I recently spoke at the HunterNet Defence Conference in Newcastle. Speaking with industry, I touched on our role as CASG – we are here to equip and sustain the ADF – and how, from my perspective, it is incredibly important to keep the young Australians who use the equipment we provide and sustain front of mind in all we do.
The Department is undergoing significant reform. Last year the old DMO was merged back into the Department proper, so it is no longer a prescribed agency, and reconstituted as CASG. Implementing the First Principles Review outcomes is changing the face of the organisation and we are now well down the reform path.
A key element of the reform process is to improve our relationship with government, which in addition to the Minister for Defence, Senator Marise Payne, now also includes the Minister for Defence Industry, Christopher Pyne, and our capability managers – all six of them.
Industry is now considered a Fundamental Input to Capability. Put simply, we can’t deliver without industry. The Defence Industry Policy Statement released at the same time as the White Paper in February this year highlights exactly where industry fits into the big picture. As a result, a lot of the reforms are there to improve the visibility industry has of what we are doing, to get that visibility earlier, and to reduce the cost of doing business with Defence.
This is important. We do need to be more transparent, and the reforms are driving us down this route.
We do need to continue to focus on our staff – as the reforms bite, the nature of the work we do internally will change. For example: we will move away from the transactional towards the governing and planning end of the spectrum. Our people will require new skillsets and mindsets and we will support them on this journey.
Here is a how CASG looks at a glance:
Full time workforce ~ 5300 – 3900 APS, 1400 ADF
- 25 per cent of APS, 8 per cent of ADF
- 25,000 Australian Defence Industry jobs
196 active major and minor capital equipment projects
- $107.5 billion in book value
- $7.2 billion this FY
109 sustainment product schedules
- $5.7 billion this FY
Total annual budget this FY $13.6 billion
- 42 per cent of total Defence budget
- 3 per cent of total government outlays
- We are spending ~ $50 million per day
Integrated Investment Program
- $195 billion over next ten years
And yes, you read that right. CASG is spending approximately $50 million per day.
The number of projects in flight is a mix of around 150 major acquisitions, around 30 minor acquisitions and 15 or so urgent operational acquisitions.

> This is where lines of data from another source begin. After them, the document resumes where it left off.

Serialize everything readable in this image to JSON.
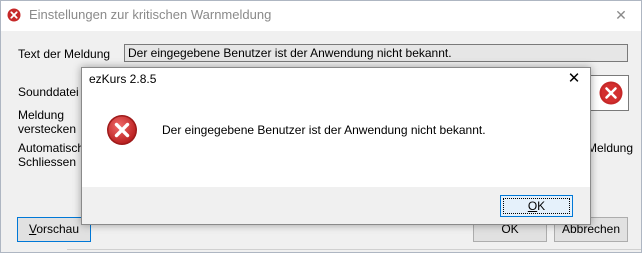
{
  "window": {
    "title": "Einstellungen zur kritischen Warnmeldung",
    "close_glyph": "✕"
  },
  "form": {
    "text_label": "Text der Meldung",
    "text_value": "Der eingegebene Benutzer ist der Anwendung nicht bekannt.",
    "sound_label": "Sounddatei",
    "hide_label_line1": "Meldung",
    "hide_label_line2": "verstecken",
    "auto_close_line1": "Automatische",
    "auto_close_line2": "Schliessen",
    "right_partial": "Meldung",
    "icon_name": "error-icon"
  },
  "buttons": {
    "preview_first": "V",
    "preview_rest": "orschau",
    "ok_bg": "OK",
    "cancel": "Abbrechen"
  },
  "dialog": {
    "title": "ezKurs 2.8.5",
    "close_glyph": "✕",
    "message": "Der eingegebene Benutzer ist der Anwendung nicht bekannt.",
    "ok_first": "O",
    "ok_rest": "K",
    "icon_name": "error-icon"
  },
  "colors": {
    "error_red": "#d32f2f",
    "focus_blue": "#0078d7"
  }
}
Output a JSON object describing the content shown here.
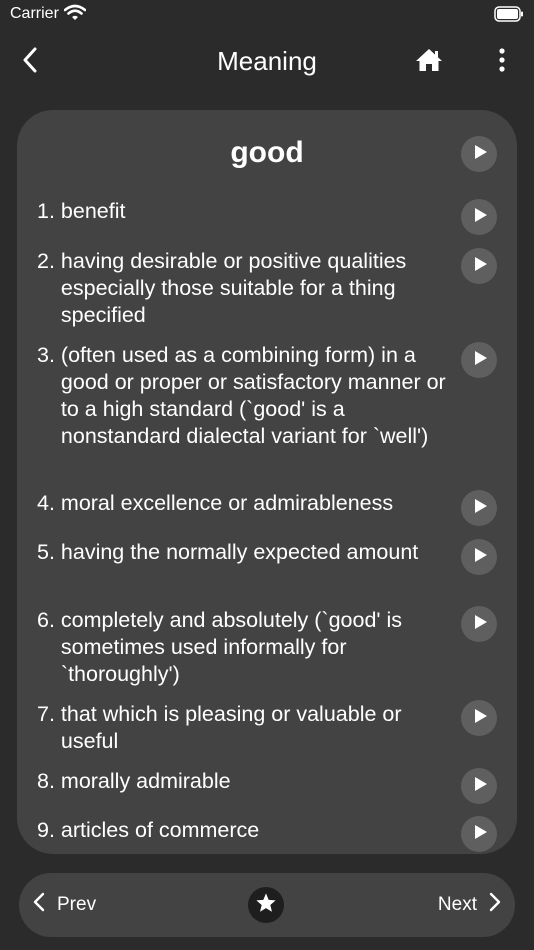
{
  "status_bar": {
    "carrier": "Carrier"
  },
  "nav": {
    "title": "Meaning"
  },
  "word": "good",
  "meanings": [
    {
      "num": "1. ",
      "text": "benefit"
    },
    {
      "num": "2. ",
      "text": "having desirable or positive qualities especially those suitable for a thing specified"
    },
    {
      "num": "3. ",
      "text": "(often used as a combining form) in a good or proper or satisfactory manner or to a high standard (`good' is a nonstandard dialectal variant for `well')"
    },
    {
      "num": "4. ",
      "text": "moral excellence or admirableness"
    },
    {
      "num": "5. ",
      "text": "having the normally expected amount"
    },
    {
      "num": "6. ",
      "text": "completely and absolutely (`good' is sometimes used informally for `thoroughly')"
    },
    {
      "num": "7. ",
      "text": "that which is pleasing or valuable or useful"
    },
    {
      "num": "8. ",
      "text": "morally admirable"
    },
    {
      "num": "9. ",
      "text": "articles of commerce"
    }
  ],
  "bottom_bar": {
    "prev_label": "Prev",
    "next_label": "Next"
  },
  "icons": {
    "back": "chevron-left-icon",
    "home": "home-icon",
    "more": "more-vertical-icon",
    "play": "play-icon",
    "favorite": "star-icon",
    "prev": "chevron-left-icon",
    "next": "chevron-right-icon"
  },
  "colors": {
    "background": "#2b2b2b",
    "card": "#434343",
    "play_button": "#5f5f5f",
    "favorite_button": "#1e1e1e",
    "text": "#ffffff"
  }
}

We use “product schedules” to manage like items in sustainment.
The scary thing is the growth forecast in the Integrated Investment Program (which was released with the White Paper) – if nothing else, this is the obvious reason why CASG has to reform. We have to be able to digest this growth to continue to effectively support those young Australians on the front line into the future.
This is the model we are now taking all new capability proposals through:
Here is a snapshot of the acquisition reform:
- Taking a risk based approach to projects and sustainment;
- Improved acquisition and sustainment strategies based on the risk assessment;
- Putting resources where the risks are; and
- Stronger, more savvy and strategic engagement with industry.
- A single, tailorable way of doing business; and
- Based on industry and external best practice.
- Removal of layer of senior managers;
- Leaner organisation, especially for sustainment;
- Greater spans of control;
- Greater use of matrix functions; and
- Better alignment to customers.
In place by mid 2017
Rest assured - these reforms are under way. We have seen examples of early industry engagement in the ship building forums.
What we are after is a simpler business framework with less red tape.
Significant organisational change has already occurred across the group. One of the more significant to come will be moving CASG towards a “balanced matrix” organisation.
We will reorganise into six centres of expertise that run across the group horizontally (and manage the workforce and policy in broad “job families”) with the domains (in which SPOs will manage the acquisition and sustainment business) running vertically across the group. Individuals will be managed by their CoE but will work (and identify) in their SPO.
This will give us greater visibility across the organisation and allow us to better prioritise our workforce.
Rear Admiral (RADM) Tony Dalton is the Head of the Joint Systems Division. In this role RADM Dalton oversees the acquisition and sustainment of the Australian Defence Force’s joint systems covering electronic warfare, communications and command support, satellites and tactical interoperability, surveillance and control systems, and guided weapons.
RADM Dalton has decades of Defence experience having joined the Royal Australian Navy in 1980 as a direct entry aviation midshipman. He has amassed over 5500 military helicopter flying hours and has extensive experience as a Sea King and Seahawk flight pilot, a display pilot and as a qualified helicopter instructor. He served as Executive Officer of 816 Squadron in 1996 and Commanding Officer of 805 Squadron in 2001.
RADM Dalton has held a number of senior operational and acquisition and sustainment management positions including Commander Fleet Air Arm in Navy and Director General Navy Aviation Systems and Head Helicopter Systems Division in the then Defence Materiel Organisation.